Sunday, November 25, 2007

Weekly Websites - Egyptian glass

Yet again, David Petersen has been sending me some great news items and resources on the Web. This week he has focused on Egyptian glass. Here are some of his links:

Archaeologists Discover an Ancient Egyptian Glass Factory (John Noble Wilford)
New York Times

In Egypt and the rest of the Middle East in the 13th century B.C., bronze was the heavy metal of power, and glass the rare commodity coveted by the powerful, who treasured glass jewelry, figurines and decorative vessels and exchanged them as prestige gifts on a par with semiprecious stones.

But definitive evidence of the earliest glass production long eluded archaeologists. They had found scatterings of glassware throughout the Middle East as early as the 16th century B.C. and workshops where artisans fashioned glass into finished objects, but they had never found an ancient factory where they were convinced glass had been made from its raw materials.

Two archaeologists now report finding such a factory in the ruins of an Egyptian industrial complex from the time of Rameses the Great. The well-known site, Qantir-Piramesses, in the eastern Nile delta, flourished in the 13th century B.C. as a northern capital of the pharaohs.

Glass Making
Tour Egypt

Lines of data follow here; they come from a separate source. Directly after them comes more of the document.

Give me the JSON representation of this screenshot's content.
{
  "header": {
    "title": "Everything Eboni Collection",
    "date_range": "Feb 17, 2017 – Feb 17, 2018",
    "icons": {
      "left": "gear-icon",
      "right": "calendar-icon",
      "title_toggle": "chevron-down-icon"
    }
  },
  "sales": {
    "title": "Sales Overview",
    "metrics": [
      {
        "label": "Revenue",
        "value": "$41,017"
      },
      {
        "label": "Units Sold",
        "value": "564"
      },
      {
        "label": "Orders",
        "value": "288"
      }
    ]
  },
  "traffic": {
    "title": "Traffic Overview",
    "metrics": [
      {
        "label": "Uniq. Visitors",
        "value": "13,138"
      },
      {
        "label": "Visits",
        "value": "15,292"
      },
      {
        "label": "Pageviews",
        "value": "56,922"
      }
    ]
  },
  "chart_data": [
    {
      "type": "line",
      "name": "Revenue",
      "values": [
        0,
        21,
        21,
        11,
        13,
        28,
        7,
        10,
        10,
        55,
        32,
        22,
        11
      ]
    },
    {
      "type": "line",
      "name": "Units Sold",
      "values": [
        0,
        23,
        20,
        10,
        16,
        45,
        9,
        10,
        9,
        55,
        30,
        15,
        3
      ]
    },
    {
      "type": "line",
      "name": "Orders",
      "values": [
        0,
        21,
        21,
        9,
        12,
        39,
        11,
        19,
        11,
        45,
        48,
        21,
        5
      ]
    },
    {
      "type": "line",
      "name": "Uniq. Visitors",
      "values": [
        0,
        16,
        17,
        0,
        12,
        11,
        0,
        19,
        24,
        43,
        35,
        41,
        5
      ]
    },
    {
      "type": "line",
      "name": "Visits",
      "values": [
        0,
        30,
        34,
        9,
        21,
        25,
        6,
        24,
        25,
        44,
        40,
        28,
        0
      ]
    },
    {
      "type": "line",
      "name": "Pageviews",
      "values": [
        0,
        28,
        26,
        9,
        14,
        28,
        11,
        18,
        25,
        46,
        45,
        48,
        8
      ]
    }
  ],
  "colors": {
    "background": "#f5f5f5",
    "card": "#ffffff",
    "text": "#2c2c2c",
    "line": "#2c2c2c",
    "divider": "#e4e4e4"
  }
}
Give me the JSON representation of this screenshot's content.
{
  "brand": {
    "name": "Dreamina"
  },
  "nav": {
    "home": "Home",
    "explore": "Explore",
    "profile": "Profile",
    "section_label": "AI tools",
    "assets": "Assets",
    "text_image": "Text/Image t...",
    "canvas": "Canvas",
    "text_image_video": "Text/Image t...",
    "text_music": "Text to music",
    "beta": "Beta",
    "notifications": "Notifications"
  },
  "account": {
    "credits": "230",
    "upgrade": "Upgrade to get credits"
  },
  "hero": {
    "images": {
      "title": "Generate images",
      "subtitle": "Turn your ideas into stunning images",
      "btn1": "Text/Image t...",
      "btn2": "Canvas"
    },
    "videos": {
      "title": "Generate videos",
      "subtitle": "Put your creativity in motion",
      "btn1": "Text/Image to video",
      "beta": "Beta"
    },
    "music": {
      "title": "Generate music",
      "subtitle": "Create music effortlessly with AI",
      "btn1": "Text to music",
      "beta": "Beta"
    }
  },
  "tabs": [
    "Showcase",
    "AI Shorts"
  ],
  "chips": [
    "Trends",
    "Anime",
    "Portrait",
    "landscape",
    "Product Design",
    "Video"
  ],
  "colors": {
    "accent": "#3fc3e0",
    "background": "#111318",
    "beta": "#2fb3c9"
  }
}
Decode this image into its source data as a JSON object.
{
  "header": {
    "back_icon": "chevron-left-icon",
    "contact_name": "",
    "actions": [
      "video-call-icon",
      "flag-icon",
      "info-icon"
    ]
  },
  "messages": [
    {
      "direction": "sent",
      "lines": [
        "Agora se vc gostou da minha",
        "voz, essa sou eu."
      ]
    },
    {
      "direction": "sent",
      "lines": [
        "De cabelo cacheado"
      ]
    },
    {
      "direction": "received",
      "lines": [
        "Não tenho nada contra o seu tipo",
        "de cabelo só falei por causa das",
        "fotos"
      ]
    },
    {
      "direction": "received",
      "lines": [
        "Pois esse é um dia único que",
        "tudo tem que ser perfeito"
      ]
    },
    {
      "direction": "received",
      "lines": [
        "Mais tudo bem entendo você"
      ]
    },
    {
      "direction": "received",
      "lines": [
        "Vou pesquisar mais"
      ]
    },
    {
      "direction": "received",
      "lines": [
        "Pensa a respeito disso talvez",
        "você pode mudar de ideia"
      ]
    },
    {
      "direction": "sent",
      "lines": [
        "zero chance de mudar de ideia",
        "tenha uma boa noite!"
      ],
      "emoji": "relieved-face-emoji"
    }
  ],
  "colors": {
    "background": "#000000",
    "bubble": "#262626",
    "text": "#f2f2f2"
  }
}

There is still some doubt as to when and where glass was invented. The tradition passed on by Pliny locates the event on the Phoenician coast, in modem Lebanon, where there later grew one of the most important glass-making centers.

In Egypt, the first glass we know of, as a component of faience ware, dates from as far back as the Neolithic Badarian culture at the turn of the 5th and 4th millennia BC. Glass is produced from a mixture of silica-sand, lime and soda, colored with the copper ore malachite and fused at a high temperature.

In the oldest Egyptian faience ware a skin of this substance was applied to a core made of silica-sand and clay, or of the stone steatite. This was used at first only for beads, but later on for amulets, shawabtis (the little figurines of the attendants of the deceased), other figures and inlays (shapes inserted into the sides of vessels, wooden objects, or into plaster). Particularly in the Middle and New Kingdoms a faience glaze was often applied to complete vessels and statuettes.

Pure glass as a separate material came later, in predynastic times, in the form of translucent beads.

The Chemical Composition of Glass in Ancient Egypt (Mikey Brass)
The Antiquity of Man

It was only during the time of the Romans that glass became common place in the Mediterranean world. The people of the preceding periods considered its function to be decorative rather than utilitarian. Glass in the ancient world usually appears in the form of semi-precious stones made from materials as various as turquoise (pale blue glass) and fluorite (purple glass) (Freestone 1991). The precious quality of glass is captured in references from Mesopotamian cuneiform texts to "artificial lapis lazuli"; lapis lazuli is a gemstone that originated in Afghanistan and was traded as far afield as Ancient Egypt.

Glass in the ancient world was manufactured by melting a combination of an alkali (potash or soda) and silica (raw materials such as quartz cobbles and sand).

Amarna Glass in the Egypt Centre

The earliest glass in Egypt dates to around 1500 BC and is of a very high quality. That some of the words for glass in Egyptian are Hurrian or Arkadian has led to the belief that the early glass was imported. Indeed, the Amarna letters mention imported glass and there is some suggestion that it was a royal monopoly. Soon after its first appearance there is some evidence of actual working but no experimental period leading to the suggestion that this glass was made by foreign glass workers, perhaps brought over by Tuthmosis III (1479-1425 BC).

Early glass is often treated like stone and may be cut like a gemstone rather than blown or moulded. An 18th Dynasty kohl pot of glass in the British Museum was solid cast and then had its interior drilled out like stone. Glass sickle blades were made in the same way as flint sickle blades in the tomb of Tutankhamun. Indeed, one of the words for glass in ancient Egyptian is ‘the stone that flows’.

Petrie believed the glass was made at Amarna and outlined a possible method. However, there has been some dispute as to whether this was the case and some recent commentators believe that during the Amarna Period glass was imported into Egypt.

See the above pages for full details.

One of the earliest known glass sculptures is Egyptian. It is a portrait of Amenhotep II and is held at the Corning Museum of Glass. It can be seen on the Museum's "Origins of Glass Making" web page.

No comments: